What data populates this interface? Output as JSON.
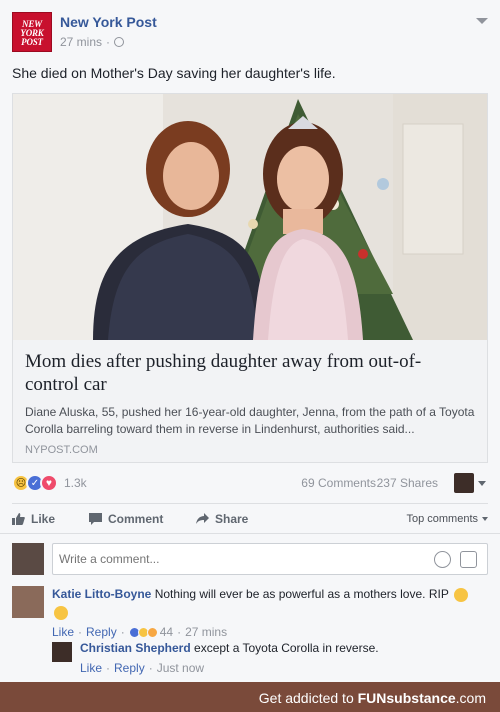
{
  "post": {
    "page_name": "New York Post",
    "logo_lines": [
      "NEW",
      "YORK",
      "POST"
    ],
    "time": "27 mins",
    "text": "She died on Mother's Day saving her daughter's life."
  },
  "link": {
    "title": "Mom dies after pushing daughter away from out-of-control car",
    "description": "Diane Aluska, 55, pushed her 16-year-old daughter, Jenna, from the path of a Toyota Corolla barreling toward them in reverse in Lindenhurst, authorities said...",
    "domain": "NYPOST.COM"
  },
  "stats": {
    "reactions": "1.3k",
    "comments": "69 Comments",
    "shares": "237 Shares"
  },
  "actions": {
    "like": "Like",
    "comment": "Comment",
    "share": "Share",
    "sort": "Top comments"
  },
  "composer": {
    "placeholder": "Write a comment..."
  },
  "comments": [
    {
      "author": "Katie Litto-Boyne",
      "text": "Nothing will ever be as powerful as a mothers love. RIP",
      "like": "Like",
      "reply": "Reply",
      "reactions": "44",
      "time": "27 mins"
    }
  ],
  "reply": {
    "author": "Christian Shepherd",
    "text": "except a Toyota Corolla in reverse.",
    "like": "Like",
    "reply": "Reply",
    "time": "Just now"
  },
  "footer": {
    "prefix": "Get addicted to",
    "brand": "FUNsubstance",
    "suffix": ".com"
  },
  "colors": {
    "link_blue": "#365899",
    "muted": "#90949c",
    "footer_bg": "#7a4a3a"
  }
}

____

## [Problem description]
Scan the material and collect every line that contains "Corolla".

## [Answer]
    "description": "Diane Aluska, 55, pushed her 16-year-old daughter, Jenna, from the path of a Toyota Corolla barreling toward them in reverse in Lindenhurst, authorities said...",
    "text": "except a Toyota Corolla in reverse.",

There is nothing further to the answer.